The FAFSA application period used to start January 1. But for the 2017-2018 academic year, it launches three months sooner on October 1, 2016. 

Here are some things you need to know if you decide to sit down at the computer this weekend to start your application:

Oğuzhan Abdik / Flickr Creative Commons / http://j.mp/1SPGCl0

Did you go to college after high school and complete a degree? What influenced your decision, either way? 

It turns out that attitudes about the importance of a college education differ between racial and ethnic groups.

Black and Hispanic parents are more likely than white parents to see a college degree as key to their children's success, according to a recent Pew Research Center survey.

How can Michigan improve college access and affordability?

Sep 25, 2015
COD Newsroom / Flickr Creative Commons

The Center for Michigan’s latest report on improving career navigation and college affordability has received a lot of attention, and rightfully so. Student debt is an issue that is on a lot of people's minds; from the university admissions office, to the family dinner table and even on the presidential campaign trail.

Four in five Michigan residents say that improving college affordability isn't just a suggestion, but an urgent priority for the state.

Brittany Bartkowiak / Michigan Radio

The sun is beaming down on the University of Michigan’s Ann Arbor campus on what is likely one of the last summer days of the season.

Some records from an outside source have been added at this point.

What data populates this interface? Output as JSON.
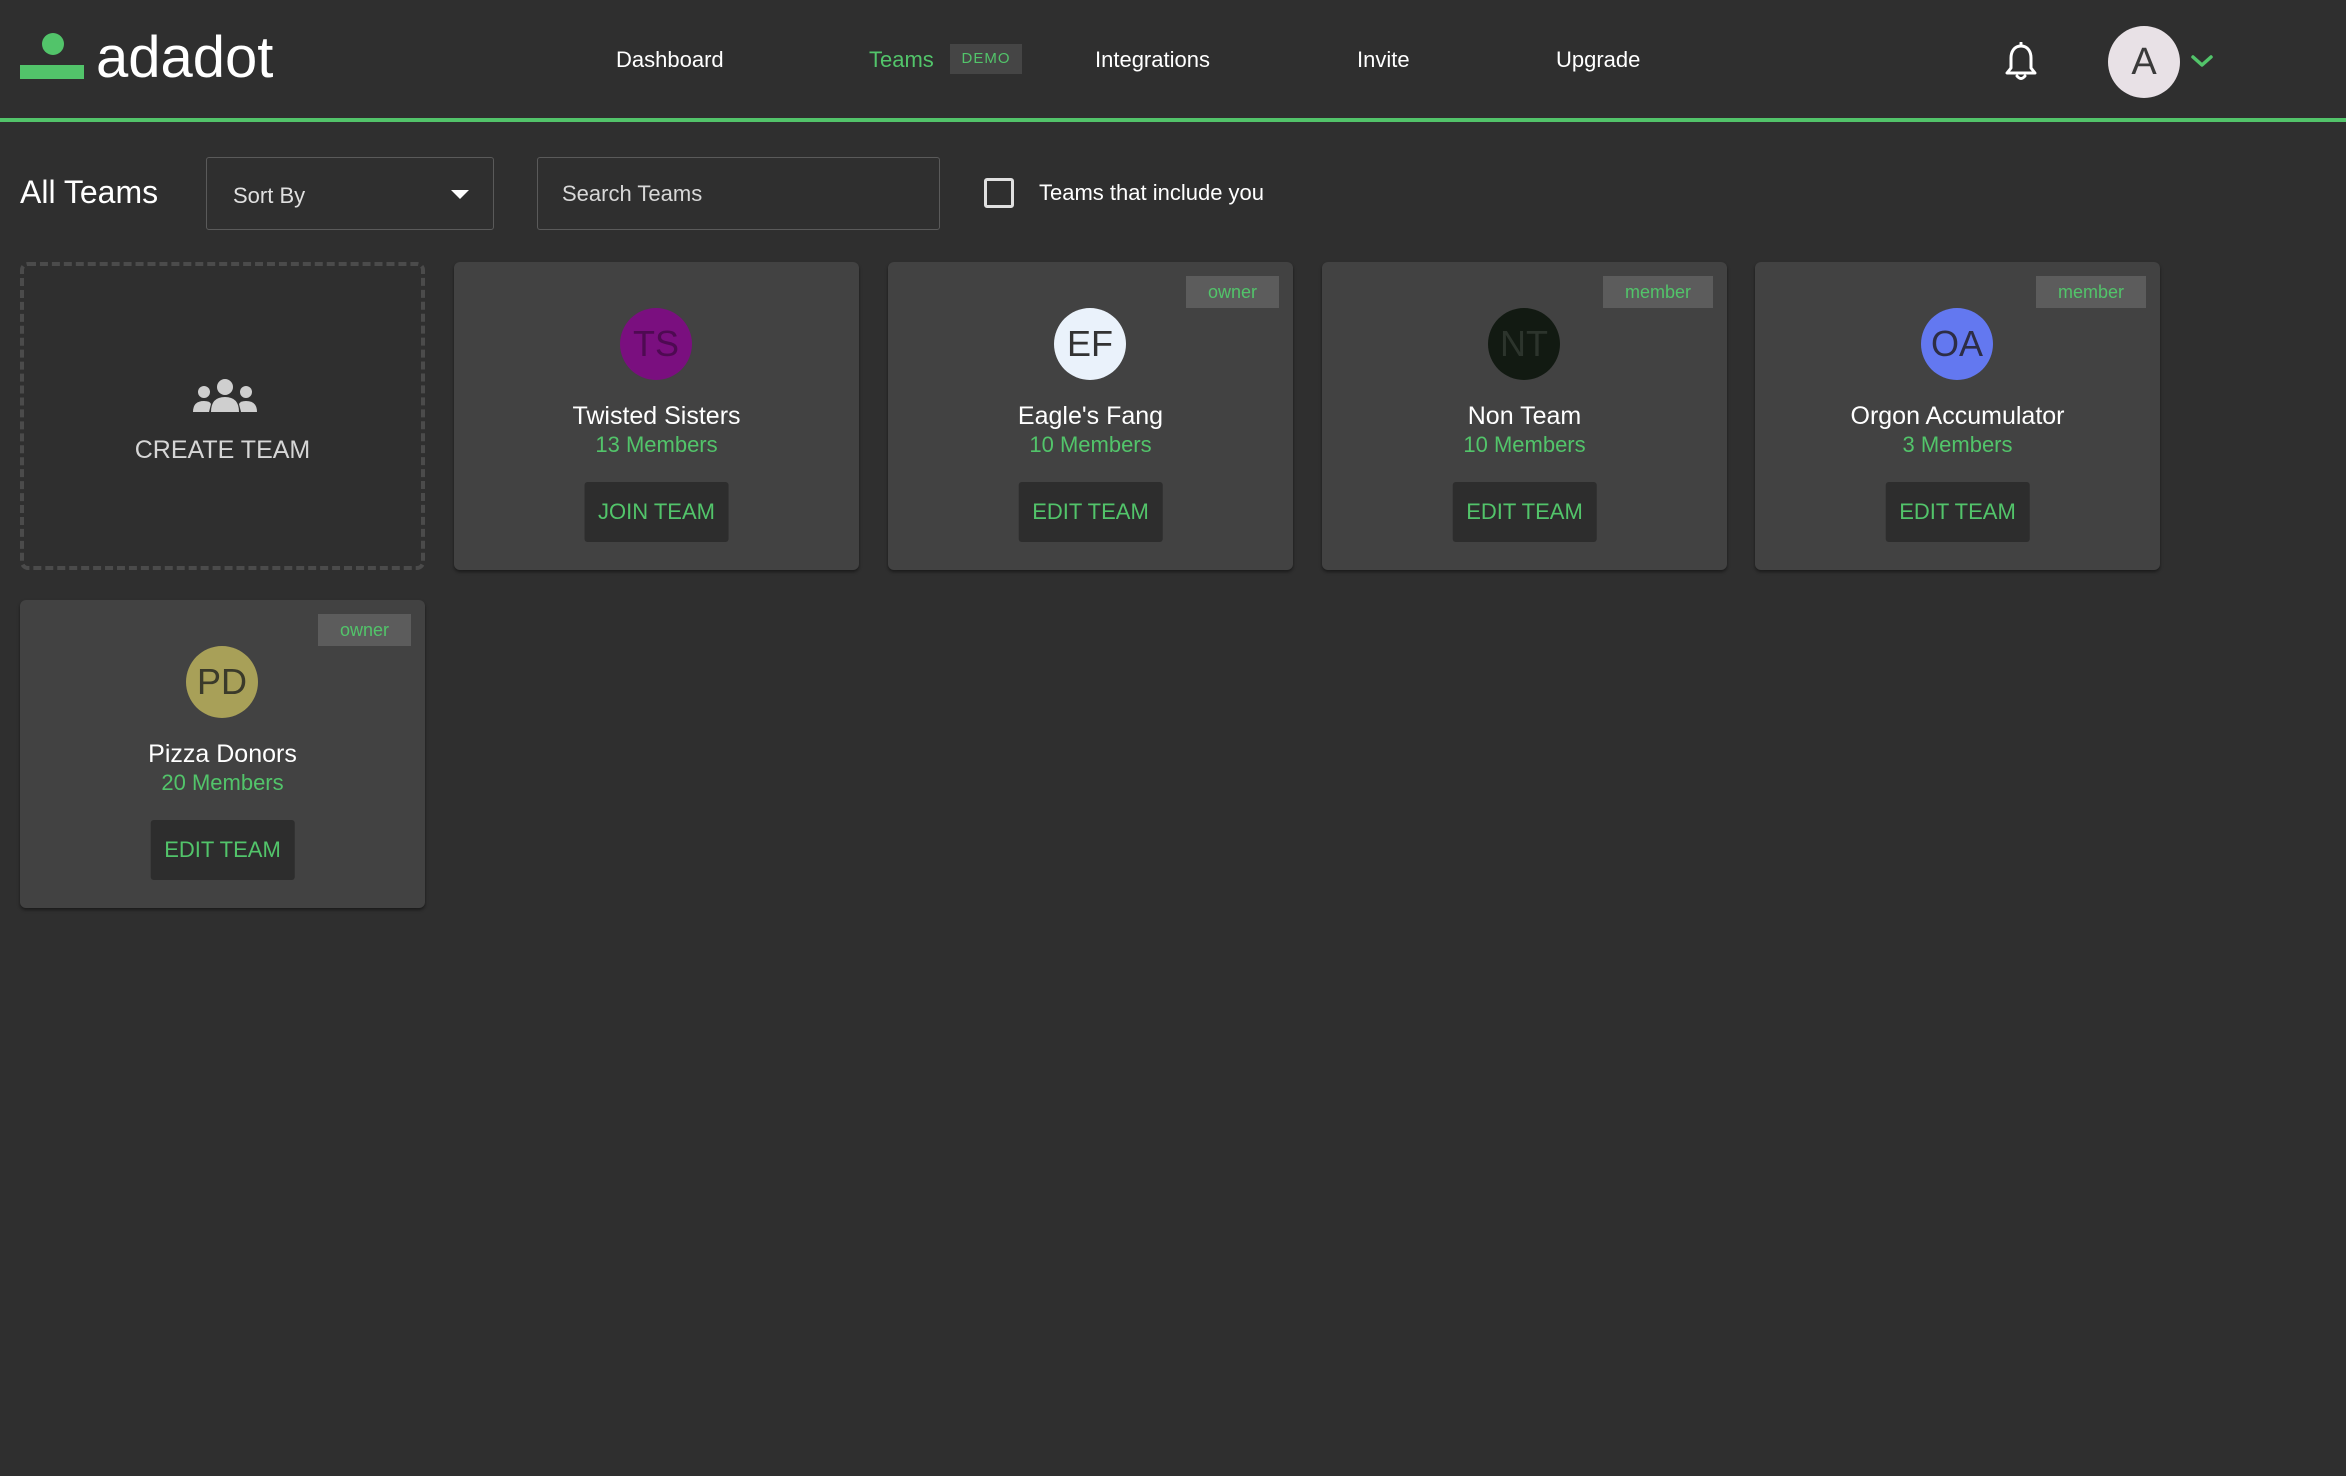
{
  "app": {
    "logo_text": "adadot"
  },
  "nav": {
    "dashboard": "Dashboard",
    "teams": "Teams",
    "demo_badge": "DEMO",
    "integrations": "Integrations",
    "invite": "Invite",
    "upgrade": "Upgrade"
  },
  "user": {
    "initial": "A"
  },
  "toolbar": {
    "title": "All Teams",
    "sort_label": "Sort By",
    "search_placeholder": "Search Teams",
    "filter_label": "Teams that include you"
  },
  "create": {
    "label": "CREATE TEAM"
  },
  "colors": {
    "accent": "#52c46a",
    "background": "#2f2f2f",
    "card": "#424242"
  },
  "teams": [
    {
      "initials": "TS",
      "name": "Twisted Sisters",
      "members": "13 Members",
      "role": "",
      "action": "JOIN TEAM",
      "avatar_bg": "#7a0f7f",
      "avatar_fg": "#4e0a52"
    },
    {
      "initials": "EF",
      "name": "Eagle's Fang",
      "members": "10 Members",
      "role": "owner",
      "action": "EDIT TEAM",
      "avatar_bg": "#eaf2fb",
      "avatar_fg": "#333333"
    },
    {
      "initials": "NT",
      "name": "Non Team",
      "members": "10 Members",
      "role": "member",
      "action": "EDIT TEAM",
      "avatar_bg": "#121a12",
      "avatar_fg": "#2c342c"
    },
    {
      "initials": "OA",
      "name": "Orgon Accumulator",
      "members": "3 Members",
      "role": "member",
      "action": "EDIT TEAM",
      "avatar_bg": "#6378f0",
      "avatar_fg": "#2d2d45"
    },
    {
      "initials": "PD",
      "name": "Pizza Donors",
      "members": "20 Members",
      "role": "owner",
      "action": "EDIT TEAM",
      "avatar_bg": "#a8a058",
      "avatar_fg": "#3a3a2a"
    }
  ]
}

The open space in front of the library is full of students and professors rushing to grab lunch before their next class.

Photo via CMU Facebook

In the wave of data about higher education that the White House released last weekend, one fact emerges that was already painfully clear: The “haves” in higher education have quite a lot; the "have-nots" struggle mightily.

President Obama had been talking for some time now about creating a Consumer Reports-style college ratings system. On Saturday, the president unveiled his much-anticipated College Scorecard.

"You'll be able to see how much each school's graduates earn, how much debt they graduate with, and what percentage of a school's students can pay back their loans," the president said in his weekly address.

user John Patrick Robichaud / flickr

We've said it before, but it bears repeating: filling out the Free Application for Federal Student Aid form, or the FAFSA, can be a pain in the butt. But at this point, there's no way around it. If you're hoping to get some federal grants or financial aid to help offset the costs of college, then you're going to have to fill it out.

As my colleague Dustin Dwyer noted in a story he did earlier this year, even the U.S. Department of Education acknowledges there are serious problems with our country's financial aid system.

U.S. Department of Education

Proposals for making college debt-free have become all but mandatory for Democratic candidates on the presidential primary campaign trail. Hillary Clinton rolled out her plan at a campaign stop in New Hampshire on Monday.  Called the “New College Compact,” the proposal would cost $350 billion over 10 years.